◆ **TASK TO COMPLETE**
Check each line of the data for "value", and copy the ones that have it.

--- START ---

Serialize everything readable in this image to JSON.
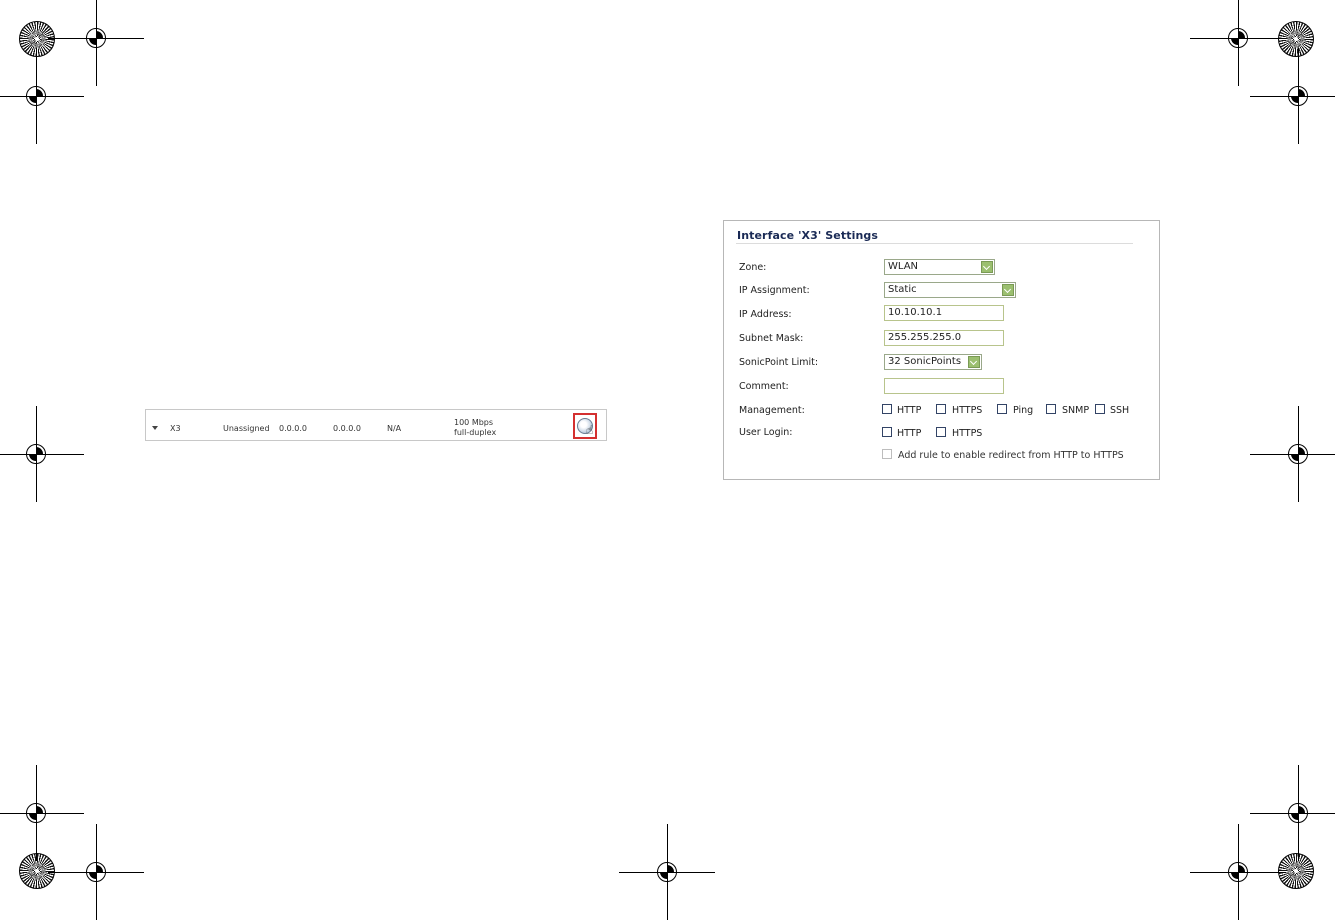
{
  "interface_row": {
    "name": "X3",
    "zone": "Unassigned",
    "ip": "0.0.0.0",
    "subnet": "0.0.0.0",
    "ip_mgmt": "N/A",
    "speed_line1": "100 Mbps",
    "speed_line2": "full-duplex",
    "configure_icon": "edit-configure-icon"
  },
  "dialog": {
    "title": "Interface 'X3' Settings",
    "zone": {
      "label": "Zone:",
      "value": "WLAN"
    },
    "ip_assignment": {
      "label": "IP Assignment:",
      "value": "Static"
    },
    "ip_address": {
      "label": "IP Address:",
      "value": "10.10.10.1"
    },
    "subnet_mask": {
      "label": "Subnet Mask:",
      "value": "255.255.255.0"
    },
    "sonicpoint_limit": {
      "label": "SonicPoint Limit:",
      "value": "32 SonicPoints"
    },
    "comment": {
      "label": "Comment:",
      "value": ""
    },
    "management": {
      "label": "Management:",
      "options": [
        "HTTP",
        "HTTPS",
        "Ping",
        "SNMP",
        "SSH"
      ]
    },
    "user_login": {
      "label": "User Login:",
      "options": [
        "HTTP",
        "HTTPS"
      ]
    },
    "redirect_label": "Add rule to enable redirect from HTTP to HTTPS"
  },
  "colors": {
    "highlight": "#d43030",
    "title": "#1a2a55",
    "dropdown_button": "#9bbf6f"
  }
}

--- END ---

◆ **SOLUTION**
      "value": "WLAN"
      "value": "Static"
      "value": "10.10.10.1"
      "value": "255.255.255.0"
      "value": "32 SonicPoints"
      "value": ""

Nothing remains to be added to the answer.